= What you have to do =
Among the following entries, say how many lines contain the word "this"; the answer is a number and nothing else.

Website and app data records

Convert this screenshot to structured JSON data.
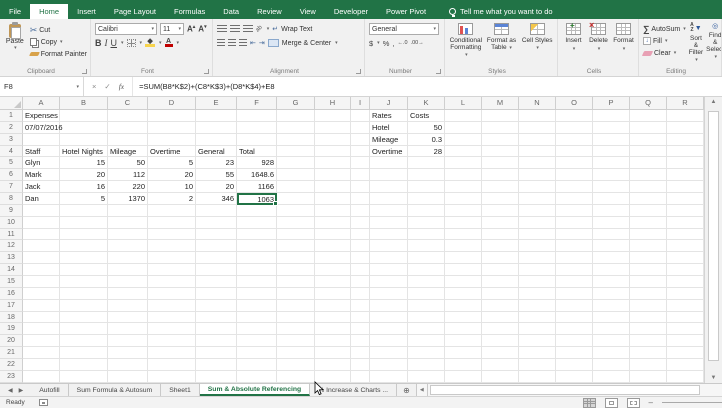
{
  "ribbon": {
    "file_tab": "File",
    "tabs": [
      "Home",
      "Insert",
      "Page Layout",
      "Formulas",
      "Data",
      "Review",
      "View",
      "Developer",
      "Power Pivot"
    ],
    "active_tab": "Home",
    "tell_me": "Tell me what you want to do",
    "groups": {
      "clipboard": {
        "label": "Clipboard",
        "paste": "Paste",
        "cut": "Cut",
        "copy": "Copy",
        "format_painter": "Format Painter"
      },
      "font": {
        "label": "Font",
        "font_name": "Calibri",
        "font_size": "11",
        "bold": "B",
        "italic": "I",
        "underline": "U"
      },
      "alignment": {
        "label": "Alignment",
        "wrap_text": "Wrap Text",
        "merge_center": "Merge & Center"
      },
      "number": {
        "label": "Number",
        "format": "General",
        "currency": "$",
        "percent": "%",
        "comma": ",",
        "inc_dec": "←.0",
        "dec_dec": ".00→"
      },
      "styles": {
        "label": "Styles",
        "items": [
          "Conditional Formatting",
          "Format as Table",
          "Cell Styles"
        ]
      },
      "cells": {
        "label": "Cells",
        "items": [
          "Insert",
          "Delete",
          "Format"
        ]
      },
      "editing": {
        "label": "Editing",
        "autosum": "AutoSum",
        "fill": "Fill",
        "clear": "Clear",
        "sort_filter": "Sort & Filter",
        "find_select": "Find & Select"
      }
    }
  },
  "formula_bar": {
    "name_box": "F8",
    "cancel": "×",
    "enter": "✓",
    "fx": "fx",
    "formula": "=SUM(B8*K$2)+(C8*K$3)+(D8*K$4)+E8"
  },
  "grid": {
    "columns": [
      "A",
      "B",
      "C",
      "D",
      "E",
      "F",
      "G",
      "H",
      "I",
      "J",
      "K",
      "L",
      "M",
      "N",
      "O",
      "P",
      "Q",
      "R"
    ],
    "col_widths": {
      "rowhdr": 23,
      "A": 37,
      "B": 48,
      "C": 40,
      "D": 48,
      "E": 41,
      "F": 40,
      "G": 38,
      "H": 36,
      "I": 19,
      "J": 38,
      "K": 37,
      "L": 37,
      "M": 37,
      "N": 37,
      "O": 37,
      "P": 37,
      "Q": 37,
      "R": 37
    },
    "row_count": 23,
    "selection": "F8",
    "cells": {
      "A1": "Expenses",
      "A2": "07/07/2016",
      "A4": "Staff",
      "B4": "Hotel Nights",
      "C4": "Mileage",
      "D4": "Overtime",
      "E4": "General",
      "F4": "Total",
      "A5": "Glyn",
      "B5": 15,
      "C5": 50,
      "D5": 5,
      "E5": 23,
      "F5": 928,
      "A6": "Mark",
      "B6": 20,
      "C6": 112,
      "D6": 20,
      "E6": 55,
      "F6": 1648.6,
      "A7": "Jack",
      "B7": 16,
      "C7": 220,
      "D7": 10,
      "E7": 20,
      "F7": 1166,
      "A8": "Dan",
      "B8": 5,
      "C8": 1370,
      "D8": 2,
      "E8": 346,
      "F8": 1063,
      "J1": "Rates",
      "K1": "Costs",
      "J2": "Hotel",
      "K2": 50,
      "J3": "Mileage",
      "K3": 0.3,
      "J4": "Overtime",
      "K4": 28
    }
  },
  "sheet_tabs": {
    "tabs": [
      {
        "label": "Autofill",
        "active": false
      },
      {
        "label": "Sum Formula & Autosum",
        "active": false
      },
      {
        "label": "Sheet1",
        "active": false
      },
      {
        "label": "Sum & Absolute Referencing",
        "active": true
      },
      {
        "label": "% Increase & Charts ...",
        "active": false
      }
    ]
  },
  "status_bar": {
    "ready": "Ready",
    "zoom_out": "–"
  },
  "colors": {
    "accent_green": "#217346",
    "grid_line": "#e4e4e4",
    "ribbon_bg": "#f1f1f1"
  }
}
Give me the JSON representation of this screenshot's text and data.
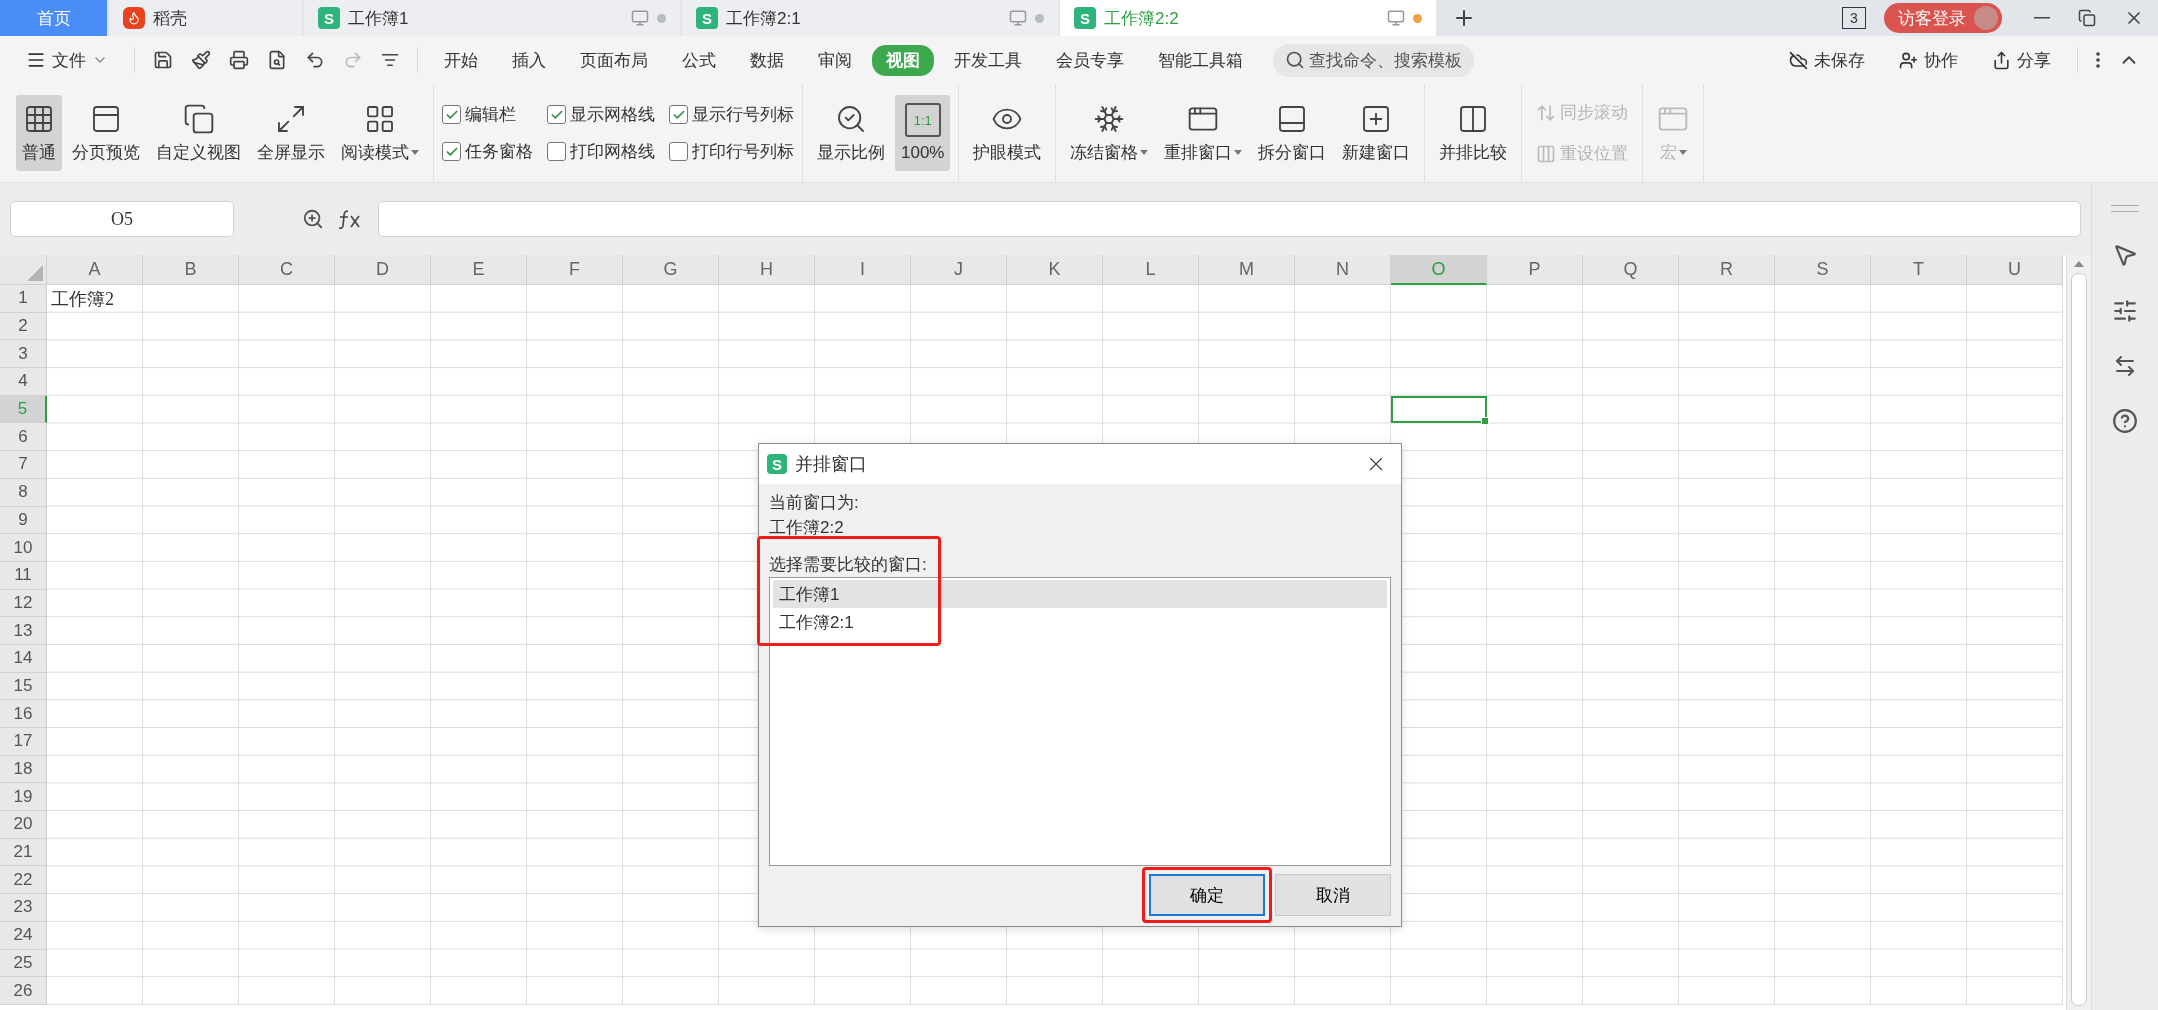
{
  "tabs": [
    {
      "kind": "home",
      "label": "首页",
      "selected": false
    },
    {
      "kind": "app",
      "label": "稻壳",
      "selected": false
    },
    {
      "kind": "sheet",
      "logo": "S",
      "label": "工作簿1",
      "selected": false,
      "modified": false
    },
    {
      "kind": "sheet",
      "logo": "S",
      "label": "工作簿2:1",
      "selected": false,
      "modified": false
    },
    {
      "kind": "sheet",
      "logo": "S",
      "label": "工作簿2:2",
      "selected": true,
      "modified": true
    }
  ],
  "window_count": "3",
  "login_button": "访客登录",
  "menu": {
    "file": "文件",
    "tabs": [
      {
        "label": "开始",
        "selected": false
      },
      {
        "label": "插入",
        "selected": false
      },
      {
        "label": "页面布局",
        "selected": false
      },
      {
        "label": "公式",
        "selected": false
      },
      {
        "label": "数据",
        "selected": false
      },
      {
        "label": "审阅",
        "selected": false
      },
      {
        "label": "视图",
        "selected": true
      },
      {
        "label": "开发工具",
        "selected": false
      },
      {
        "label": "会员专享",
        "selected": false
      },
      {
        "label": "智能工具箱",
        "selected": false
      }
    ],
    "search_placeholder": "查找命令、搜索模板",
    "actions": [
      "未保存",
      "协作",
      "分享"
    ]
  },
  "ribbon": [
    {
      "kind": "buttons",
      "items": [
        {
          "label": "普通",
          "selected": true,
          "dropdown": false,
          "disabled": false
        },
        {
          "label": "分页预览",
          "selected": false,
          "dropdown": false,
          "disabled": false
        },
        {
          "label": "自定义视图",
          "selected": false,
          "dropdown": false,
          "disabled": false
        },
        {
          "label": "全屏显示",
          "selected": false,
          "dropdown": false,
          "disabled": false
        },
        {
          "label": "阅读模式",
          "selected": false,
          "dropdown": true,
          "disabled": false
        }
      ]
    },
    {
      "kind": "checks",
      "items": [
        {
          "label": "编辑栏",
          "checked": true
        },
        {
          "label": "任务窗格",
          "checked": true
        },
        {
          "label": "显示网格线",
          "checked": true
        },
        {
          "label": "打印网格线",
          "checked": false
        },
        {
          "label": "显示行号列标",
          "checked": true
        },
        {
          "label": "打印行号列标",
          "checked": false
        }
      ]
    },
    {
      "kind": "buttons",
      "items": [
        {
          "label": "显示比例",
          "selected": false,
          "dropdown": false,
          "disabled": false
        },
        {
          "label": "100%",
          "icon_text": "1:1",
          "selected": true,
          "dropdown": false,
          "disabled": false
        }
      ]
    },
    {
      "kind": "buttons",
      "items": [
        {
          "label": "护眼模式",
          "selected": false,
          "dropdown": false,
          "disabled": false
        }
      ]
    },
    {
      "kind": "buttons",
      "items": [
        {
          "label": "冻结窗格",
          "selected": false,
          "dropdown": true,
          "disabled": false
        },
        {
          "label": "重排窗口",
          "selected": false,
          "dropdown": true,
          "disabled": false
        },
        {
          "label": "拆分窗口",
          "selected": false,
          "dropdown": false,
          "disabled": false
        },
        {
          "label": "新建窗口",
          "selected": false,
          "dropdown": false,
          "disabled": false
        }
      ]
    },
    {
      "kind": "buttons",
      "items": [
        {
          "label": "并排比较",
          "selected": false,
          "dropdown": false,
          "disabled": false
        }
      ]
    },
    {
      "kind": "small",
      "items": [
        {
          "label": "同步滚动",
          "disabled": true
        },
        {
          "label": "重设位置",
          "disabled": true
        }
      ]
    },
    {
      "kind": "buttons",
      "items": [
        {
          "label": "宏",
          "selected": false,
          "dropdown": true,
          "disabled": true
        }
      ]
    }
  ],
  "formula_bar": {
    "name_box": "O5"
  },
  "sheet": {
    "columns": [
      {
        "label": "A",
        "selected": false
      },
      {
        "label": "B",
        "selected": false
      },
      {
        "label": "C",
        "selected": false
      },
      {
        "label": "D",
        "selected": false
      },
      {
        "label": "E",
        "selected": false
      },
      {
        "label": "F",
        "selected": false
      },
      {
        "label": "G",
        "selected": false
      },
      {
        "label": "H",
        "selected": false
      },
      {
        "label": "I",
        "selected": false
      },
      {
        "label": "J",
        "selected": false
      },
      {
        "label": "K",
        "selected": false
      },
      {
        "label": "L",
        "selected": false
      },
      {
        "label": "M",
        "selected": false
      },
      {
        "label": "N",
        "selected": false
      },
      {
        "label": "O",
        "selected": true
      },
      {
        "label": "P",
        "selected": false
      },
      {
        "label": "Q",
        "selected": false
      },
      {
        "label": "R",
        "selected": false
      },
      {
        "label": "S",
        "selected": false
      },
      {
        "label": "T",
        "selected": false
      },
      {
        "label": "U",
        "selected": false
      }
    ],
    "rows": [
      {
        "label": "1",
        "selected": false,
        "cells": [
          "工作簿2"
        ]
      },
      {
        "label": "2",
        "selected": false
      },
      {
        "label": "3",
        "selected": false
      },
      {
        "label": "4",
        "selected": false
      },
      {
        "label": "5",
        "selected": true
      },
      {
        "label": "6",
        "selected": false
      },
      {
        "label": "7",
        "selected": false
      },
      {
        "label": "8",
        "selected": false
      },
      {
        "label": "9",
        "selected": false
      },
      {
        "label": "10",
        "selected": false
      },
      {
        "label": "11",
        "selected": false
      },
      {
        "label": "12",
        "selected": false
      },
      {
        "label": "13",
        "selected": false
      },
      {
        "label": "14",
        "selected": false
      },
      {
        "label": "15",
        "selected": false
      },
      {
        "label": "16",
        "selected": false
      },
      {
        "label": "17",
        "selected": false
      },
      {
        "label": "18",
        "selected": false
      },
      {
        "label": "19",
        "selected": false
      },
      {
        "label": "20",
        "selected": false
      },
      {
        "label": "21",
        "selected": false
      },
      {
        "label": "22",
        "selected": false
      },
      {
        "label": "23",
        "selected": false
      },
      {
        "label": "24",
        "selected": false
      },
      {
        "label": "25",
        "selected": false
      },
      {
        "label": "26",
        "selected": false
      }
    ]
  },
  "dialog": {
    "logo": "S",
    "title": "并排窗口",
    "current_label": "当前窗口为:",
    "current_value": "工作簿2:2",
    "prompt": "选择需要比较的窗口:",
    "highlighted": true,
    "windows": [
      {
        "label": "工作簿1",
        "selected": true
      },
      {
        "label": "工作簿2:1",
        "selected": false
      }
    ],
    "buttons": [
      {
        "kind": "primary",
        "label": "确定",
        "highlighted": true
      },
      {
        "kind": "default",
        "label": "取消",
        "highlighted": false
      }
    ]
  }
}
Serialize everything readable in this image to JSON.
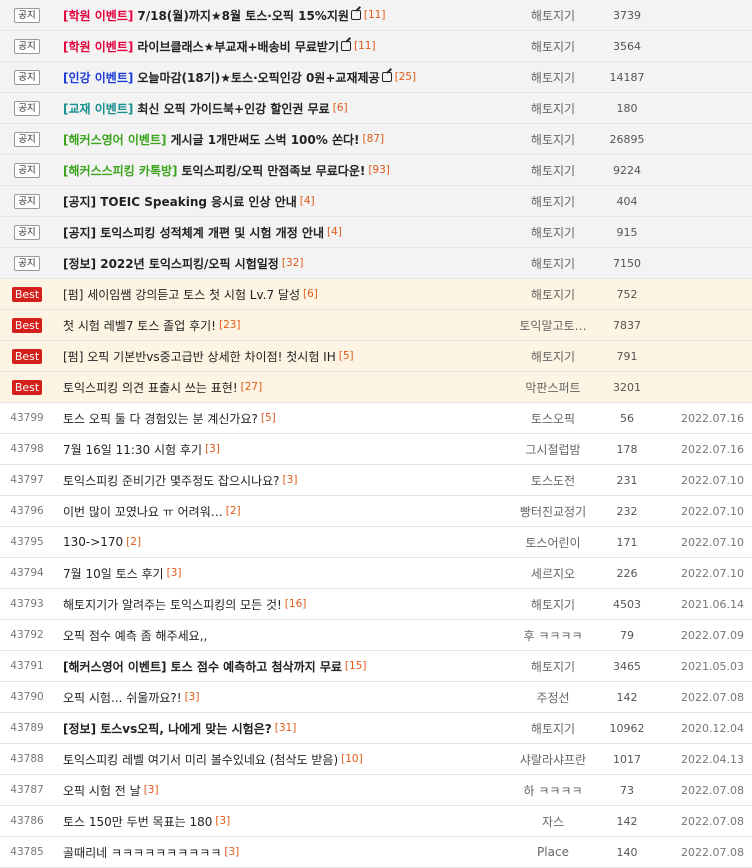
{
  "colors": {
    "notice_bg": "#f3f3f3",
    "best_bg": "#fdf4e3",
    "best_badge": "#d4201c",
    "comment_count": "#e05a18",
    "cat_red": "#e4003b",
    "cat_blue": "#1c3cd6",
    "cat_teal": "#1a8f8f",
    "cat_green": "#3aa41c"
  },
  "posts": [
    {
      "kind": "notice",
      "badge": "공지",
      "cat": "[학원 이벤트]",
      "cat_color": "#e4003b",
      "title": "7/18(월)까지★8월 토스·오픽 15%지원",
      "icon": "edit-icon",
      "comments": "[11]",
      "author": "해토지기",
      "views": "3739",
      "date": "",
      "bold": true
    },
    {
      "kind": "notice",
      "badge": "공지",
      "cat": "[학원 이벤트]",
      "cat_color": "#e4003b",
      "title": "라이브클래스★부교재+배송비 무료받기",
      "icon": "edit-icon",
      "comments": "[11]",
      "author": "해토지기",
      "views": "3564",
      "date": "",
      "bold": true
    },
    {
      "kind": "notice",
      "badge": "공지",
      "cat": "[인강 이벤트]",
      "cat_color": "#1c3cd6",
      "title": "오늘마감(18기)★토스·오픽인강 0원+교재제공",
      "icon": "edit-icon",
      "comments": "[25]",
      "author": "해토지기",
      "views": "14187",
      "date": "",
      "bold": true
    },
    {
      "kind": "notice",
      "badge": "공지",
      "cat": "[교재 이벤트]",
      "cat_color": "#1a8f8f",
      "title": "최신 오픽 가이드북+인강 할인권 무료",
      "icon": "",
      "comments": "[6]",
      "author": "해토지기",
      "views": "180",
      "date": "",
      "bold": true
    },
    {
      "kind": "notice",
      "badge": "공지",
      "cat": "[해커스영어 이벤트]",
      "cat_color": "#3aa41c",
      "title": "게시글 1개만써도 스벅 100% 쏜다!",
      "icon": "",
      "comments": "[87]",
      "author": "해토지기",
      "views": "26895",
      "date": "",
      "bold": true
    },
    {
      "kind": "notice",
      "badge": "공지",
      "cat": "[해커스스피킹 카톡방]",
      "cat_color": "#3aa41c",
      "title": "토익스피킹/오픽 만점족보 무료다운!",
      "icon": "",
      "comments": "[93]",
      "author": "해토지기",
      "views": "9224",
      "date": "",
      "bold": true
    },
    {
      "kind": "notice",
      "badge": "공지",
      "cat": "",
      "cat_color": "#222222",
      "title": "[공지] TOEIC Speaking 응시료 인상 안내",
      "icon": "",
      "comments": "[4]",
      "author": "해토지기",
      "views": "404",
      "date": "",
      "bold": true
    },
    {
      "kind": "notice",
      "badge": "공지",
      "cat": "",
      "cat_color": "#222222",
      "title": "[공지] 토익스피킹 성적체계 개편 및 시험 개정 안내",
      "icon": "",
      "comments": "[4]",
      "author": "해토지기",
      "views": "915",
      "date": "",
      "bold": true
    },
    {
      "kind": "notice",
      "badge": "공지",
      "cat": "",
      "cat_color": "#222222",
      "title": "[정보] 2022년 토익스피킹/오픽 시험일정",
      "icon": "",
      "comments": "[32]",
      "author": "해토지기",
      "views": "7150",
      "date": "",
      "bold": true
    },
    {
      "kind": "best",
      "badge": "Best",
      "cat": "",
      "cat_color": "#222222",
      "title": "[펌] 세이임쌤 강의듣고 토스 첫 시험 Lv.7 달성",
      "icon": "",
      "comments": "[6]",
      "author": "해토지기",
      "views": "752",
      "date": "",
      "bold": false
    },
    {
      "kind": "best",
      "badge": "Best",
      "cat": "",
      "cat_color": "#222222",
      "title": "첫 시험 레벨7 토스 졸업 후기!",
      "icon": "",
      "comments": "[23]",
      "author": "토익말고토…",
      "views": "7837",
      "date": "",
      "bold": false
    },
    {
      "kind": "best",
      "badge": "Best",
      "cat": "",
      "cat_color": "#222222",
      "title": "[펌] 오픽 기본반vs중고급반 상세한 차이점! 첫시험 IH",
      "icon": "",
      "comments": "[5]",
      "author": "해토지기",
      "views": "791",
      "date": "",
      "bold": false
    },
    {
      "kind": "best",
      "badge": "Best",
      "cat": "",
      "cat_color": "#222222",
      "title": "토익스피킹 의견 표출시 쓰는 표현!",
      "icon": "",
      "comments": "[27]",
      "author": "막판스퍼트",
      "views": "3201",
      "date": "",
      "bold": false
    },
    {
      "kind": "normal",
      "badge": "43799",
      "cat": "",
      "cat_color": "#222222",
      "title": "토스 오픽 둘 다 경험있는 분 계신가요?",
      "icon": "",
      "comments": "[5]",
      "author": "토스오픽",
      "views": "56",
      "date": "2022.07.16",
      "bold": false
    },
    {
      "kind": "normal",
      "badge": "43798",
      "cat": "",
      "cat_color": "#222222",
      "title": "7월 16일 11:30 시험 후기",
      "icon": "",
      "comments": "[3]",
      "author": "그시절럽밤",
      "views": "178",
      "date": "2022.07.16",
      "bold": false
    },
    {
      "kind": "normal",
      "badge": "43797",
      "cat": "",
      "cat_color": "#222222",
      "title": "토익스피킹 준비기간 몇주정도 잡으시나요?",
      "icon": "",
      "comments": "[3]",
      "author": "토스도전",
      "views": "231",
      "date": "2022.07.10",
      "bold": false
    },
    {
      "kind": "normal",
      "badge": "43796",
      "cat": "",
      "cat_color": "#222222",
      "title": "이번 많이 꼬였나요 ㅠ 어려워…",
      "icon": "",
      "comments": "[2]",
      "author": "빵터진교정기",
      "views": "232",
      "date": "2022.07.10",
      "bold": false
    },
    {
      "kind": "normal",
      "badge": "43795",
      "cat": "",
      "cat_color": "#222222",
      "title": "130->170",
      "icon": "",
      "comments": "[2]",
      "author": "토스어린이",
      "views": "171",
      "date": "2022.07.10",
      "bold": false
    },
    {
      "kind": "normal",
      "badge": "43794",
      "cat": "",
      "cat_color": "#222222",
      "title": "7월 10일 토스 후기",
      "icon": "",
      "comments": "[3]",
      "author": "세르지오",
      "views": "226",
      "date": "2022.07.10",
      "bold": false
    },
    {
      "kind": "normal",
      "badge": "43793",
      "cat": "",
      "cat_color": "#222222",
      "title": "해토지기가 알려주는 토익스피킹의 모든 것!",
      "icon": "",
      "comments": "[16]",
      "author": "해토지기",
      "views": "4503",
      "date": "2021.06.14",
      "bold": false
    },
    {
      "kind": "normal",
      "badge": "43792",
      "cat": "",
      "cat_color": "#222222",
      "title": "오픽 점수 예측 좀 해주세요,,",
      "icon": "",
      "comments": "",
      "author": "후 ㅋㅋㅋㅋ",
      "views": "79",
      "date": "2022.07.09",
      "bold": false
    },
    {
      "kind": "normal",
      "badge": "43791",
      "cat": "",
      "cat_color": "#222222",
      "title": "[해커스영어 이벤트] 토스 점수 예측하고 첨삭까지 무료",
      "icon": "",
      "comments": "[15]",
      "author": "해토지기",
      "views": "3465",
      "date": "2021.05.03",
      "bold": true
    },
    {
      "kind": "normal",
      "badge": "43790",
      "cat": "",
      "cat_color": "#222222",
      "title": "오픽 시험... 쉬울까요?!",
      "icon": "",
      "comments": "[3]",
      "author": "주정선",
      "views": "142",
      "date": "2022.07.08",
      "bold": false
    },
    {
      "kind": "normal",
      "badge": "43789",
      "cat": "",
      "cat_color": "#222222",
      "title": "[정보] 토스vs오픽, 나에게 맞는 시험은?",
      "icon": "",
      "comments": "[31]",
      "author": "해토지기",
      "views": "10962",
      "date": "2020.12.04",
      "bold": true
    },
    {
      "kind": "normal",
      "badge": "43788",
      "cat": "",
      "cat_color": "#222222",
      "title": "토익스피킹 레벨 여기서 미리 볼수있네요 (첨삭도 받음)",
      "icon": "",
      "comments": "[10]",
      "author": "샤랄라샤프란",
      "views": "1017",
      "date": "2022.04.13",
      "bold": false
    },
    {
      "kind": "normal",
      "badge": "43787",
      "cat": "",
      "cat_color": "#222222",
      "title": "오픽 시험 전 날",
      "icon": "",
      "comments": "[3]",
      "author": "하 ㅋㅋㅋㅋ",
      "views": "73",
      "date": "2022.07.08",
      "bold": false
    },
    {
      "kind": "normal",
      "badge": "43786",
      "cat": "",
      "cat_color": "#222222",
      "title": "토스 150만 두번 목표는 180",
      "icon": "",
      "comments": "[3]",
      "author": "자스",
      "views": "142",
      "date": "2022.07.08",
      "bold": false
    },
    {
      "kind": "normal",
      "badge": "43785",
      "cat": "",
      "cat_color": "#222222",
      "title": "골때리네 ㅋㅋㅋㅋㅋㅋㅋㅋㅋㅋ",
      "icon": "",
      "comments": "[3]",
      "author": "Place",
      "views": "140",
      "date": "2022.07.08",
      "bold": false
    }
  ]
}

= Problem solution =
3